If, however, you’re of the belief that this was a typical bubble around a new tech, rather like the excitement over 3D printing a few years back or even dotcom in 2000, then we won’t see new highs for many years to come.
If you subscribe to the third view that Bitcoin has no utility whatsoever, and that it’s a great big noise over nothing, then why on earth are you reading this? With this view, Bitcoin is going to zero no matter what.
I’m somewhere between arguments one and two. Crypto is not going to replace fiat money, but its market cap could, eventually, grow to be bigger. This is a pure scalability issue. A currency is limited by national boundaries. Even the US dollar is limited. Those who are unbanked – some 2 billion people or more – cannot use it. As the borderless money of the internet, Bitcoin has the ability to scale into something far bigger. All you need to use it is an internet connection.
Money and tech have always been related. They evolve together. When ways were found to cast coins – thereby certifying the metal content – and stamp them with the head of the issuer to authenticate them, so did primitive forms of money find less use. When the printing press was invented, so did paper replace metal – and so on. Blockchain is the most exciting financial technology since money went digital in the 1980s and 90s.
That said, 2017 was a frenzy like no other. It will take many years to wash out.
Then again, Bitcoin has had at least four “frenzies like no other”, so in a way, 2017 was par for the topsy turvy course.
My prognosis has been that Bitcoin will make its low within 12 to 18 months after making its high. It will then retest that low. It will then travel sideways with a slightly upward bias for the next three years after that. I’m looking for a repeat of 2013 to 2016, basically, though on a slightly bigger scale. It’s certainly a possibility, and it means we should see our first low before June.
As a result of mentioning 3D printing, I was persuaded to go back and have a look at the price action of some 3D printers. What I found was telling.
3D printing is one of those new technologies with an astonishingly powerful narrative. We will all have 3D printers in our homes eventually, and when we want something, we will simply order the design online somewhere, download it to our printer, and it will duly print up the item in question. It threatens to change manufacturing as we know it, not to mention transport, delivery, and customs and excise. In China, already, 3D homes are being printed at less than $10,000 each. Who is not going to get excited about a story like that? Around about 2010, the narrative took hold and there was a tremendous speculative frenzy.

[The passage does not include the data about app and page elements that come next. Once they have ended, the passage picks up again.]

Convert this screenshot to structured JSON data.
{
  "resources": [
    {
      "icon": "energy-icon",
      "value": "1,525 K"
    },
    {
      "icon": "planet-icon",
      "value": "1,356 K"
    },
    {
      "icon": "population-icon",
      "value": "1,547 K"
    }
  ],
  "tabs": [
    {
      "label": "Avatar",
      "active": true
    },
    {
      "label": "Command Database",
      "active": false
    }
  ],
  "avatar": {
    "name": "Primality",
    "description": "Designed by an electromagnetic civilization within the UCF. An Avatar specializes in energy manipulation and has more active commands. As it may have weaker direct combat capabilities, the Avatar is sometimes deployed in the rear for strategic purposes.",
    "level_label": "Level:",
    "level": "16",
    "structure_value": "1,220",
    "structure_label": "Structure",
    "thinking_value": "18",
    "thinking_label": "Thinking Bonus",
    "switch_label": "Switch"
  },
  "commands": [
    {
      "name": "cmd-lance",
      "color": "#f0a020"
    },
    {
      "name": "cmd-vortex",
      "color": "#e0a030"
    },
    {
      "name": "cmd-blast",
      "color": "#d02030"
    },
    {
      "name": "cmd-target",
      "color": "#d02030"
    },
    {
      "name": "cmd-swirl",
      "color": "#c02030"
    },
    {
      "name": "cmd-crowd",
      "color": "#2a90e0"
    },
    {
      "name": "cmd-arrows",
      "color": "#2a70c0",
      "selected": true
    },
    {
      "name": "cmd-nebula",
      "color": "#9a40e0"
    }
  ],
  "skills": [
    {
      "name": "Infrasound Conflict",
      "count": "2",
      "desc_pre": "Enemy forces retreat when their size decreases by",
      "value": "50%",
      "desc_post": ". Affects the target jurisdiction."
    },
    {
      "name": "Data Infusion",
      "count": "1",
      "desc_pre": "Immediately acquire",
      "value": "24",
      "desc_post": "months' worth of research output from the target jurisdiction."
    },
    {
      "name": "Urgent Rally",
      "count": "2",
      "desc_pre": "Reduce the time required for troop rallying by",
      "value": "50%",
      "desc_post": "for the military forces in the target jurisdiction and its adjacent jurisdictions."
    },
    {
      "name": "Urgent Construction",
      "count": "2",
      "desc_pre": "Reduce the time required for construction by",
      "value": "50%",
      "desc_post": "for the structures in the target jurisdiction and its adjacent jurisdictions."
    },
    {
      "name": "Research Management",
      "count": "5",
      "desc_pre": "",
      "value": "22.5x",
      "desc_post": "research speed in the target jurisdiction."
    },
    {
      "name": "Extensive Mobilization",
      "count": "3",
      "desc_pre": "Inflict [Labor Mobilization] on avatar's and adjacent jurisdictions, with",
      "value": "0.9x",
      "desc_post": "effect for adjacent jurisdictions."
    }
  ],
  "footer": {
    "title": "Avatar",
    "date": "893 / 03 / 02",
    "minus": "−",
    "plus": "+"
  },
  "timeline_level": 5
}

Here is the price action of 3D Systems (NYSE:DDD), one of the biggest companies in the space.
You can see that it went from around $4 in 2010 to $20 in 2011, before more than halving. From late 2011, it went on a two-year run that took it from $8 to almost $100 by the end of 2013. The frenzy was Bitcoin-esque.
But then the declines started. Two years later, in early 2016, we were back below $8. All those gains were given up. It then spent the next three years meandering between about $7 and $22.50. Timing the market well, there was money to be made buying and selling it, but the sheer mania has gone.

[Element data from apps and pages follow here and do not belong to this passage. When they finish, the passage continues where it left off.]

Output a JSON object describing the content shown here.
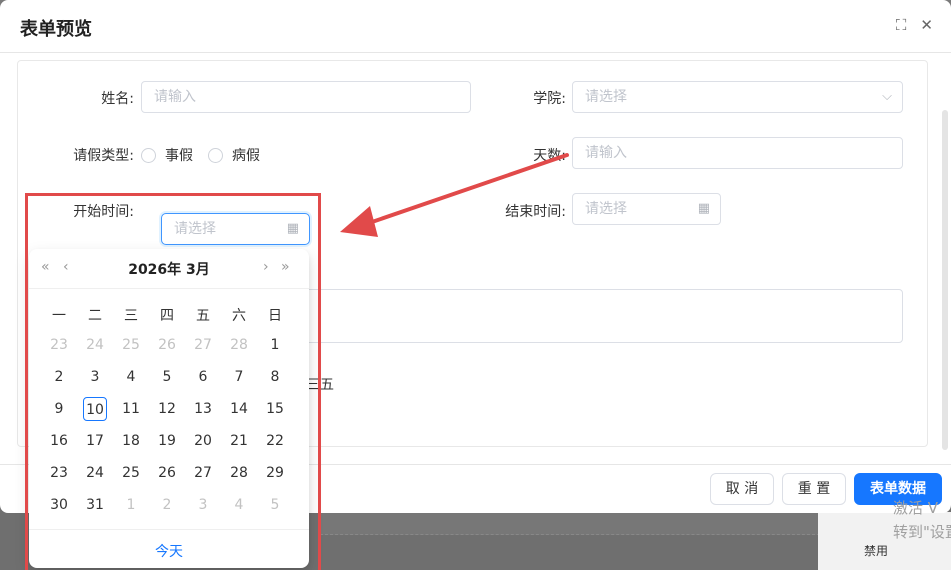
{
  "dialog": {
    "title": "表单预览"
  },
  "form": {
    "name_label": "姓名:",
    "name_placeholder": "请输入",
    "college_label": "学院:",
    "college_placeholder": "请选择",
    "leave_type_label": "请假类型:",
    "leave_options": [
      "事假",
      "病假"
    ],
    "days_label": "天数:",
    "days_placeholder": "请输入",
    "start_label": "开始时间:",
    "start_placeholder": "请选择",
    "end_label": "结束时间:",
    "end_placeholder": "请选择",
    "partial_text": "三五"
  },
  "calendar": {
    "title": "2026年  3月",
    "weekdays": [
      "一",
      "二",
      "三",
      "四",
      "五",
      "六",
      "日"
    ],
    "weeks": [
      [
        {
          "d": "23",
          "o": true
        },
        {
          "d": "24",
          "o": true
        },
        {
          "d": "25",
          "o": true
        },
        {
          "d": "26",
          "o": true
        },
        {
          "d": "27",
          "o": true
        },
        {
          "d": "28",
          "o": true
        },
        {
          "d": "1",
          "o": false
        }
      ],
      [
        {
          "d": "2",
          "o": false
        },
        {
          "d": "3",
          "o": false
        },
        {
          "d": "4",
          "o": false
        },
        {
          "d": "5",
          "o": false
        },
        {
          "d": "6",
          "o": false
        },
        {
          "d": "7",
          "o": false
        },
        {
          "d": "8",
          "o": false
        }
      ],
      [
        {
          "d": "9",
          "o": false
        },
        {
          "d": "10",
          "o": false,
          "today": true
        },
        {
          "d": "11",
          "o": false
        },
        {
          "d": "12",
          "o": false
        },
        {
          "d": "13",
          "o": false
        },
        {
          "d": "14",
          "o": false
        },
        {
          "d": "15",
          "o": false
        }
      ],
      [
        {
          "d": "16",
          "o": false
        },
        {
          "d": "17",
          "o": false
        },
        {
          "d": "18",
          "o": false
        },
        {
          "d": "19",
          "o": false
        },
        {
          "d": "20",
          "o": false
        },
        {
          "d": "21",
          "o": false
        },
        {
          "d": "22",
          "o": false
        }
      ],
      [
        {
          "d": "23",
          "o": false
        },
        {
          "d": "24",
          "o": false
        },
        {
          "d": "25",
          "o": false
        },
        {
          "d": "26",
          "o": false
        },
        {
          "d": "27",
          "o": false
        },
        {
          "d": "28",
          "o": false
        },
        {
          "d": "29",
          "o": false
        }
      ],
      [
        {
          "d": "30",
          "o": false
        },
        {
          "d": "31",
          "o": false
        },
        {
          "d": "1",
          "o": true
        },
        {
          "d": "2",
          "o": true
        },
        {
          "d": "3",
          "o": true
        },
        {
          "d": "4",
          "o": true
        },
        {
          "d": "5",
          "o": true
        }
      ]
    ],
    "today_label": "今天"
  },
  "footer": {
    "cancel": "取 消",
    "reset": "重 置",
    "submit": "表单数据"
  },
  "background": {
    "disable_label": "禁用",
    "watermark": "激活 V\n转到\"设置"
  },
  "icons": {
    "expand": "expand-icon",
    "close": "close-icon",
    "calendar": "calendar-icon",
    "chevron": "chevron-down-icon"
  },
  "colors": {
    "primary": "#1677ff",
    "annotation": "#e14a4a"
  }
}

But the story around 3D printing has not changed. If anything, it is more likely now than it was four years ago to change the world. What worries me is that, since the peak in late 2013 / early 2014, five years have now passed, and we are nowhere near the highs.
If this is the template which Bitcoin is destined to follow, then that projects eventual lows around $1,000 (more likely $1,300, as that was the break-out point). It also means a longer bear market for Bitcoin than anticipated. I have to say this is a very real possibility.
To sign off, here is a chart of Bitcoin over the past year. I’ve used a log chart as it makes the lines of support clearer. The red bands are areas where I see support – on either side of $3,000, at just below $2,000 and at around $1,300.
For now, the $3,000 area has held and Bitcoin is rallying a little. But I urge caution here at the 55-day simple moving average (the blue sloping line in the chart above). As you can counter trend sell-offs in the bull market, and rallies in the bear, have made a habit of petering out shortly after.
Dominic Frisby is author of the first (and best, obviously) book on Bitcoin from a recognised publisher, Bitcoin: the Future of Money?, available from all good bookshops, and a couple of rubbish ones too. Dominic is director of Cypherpunk Holdings (CSE:HODL), a company set up to invest in privacy-related technologies. Follow Dominic – @dominicfrisby
Disclaimer: We do not give advice on financial products.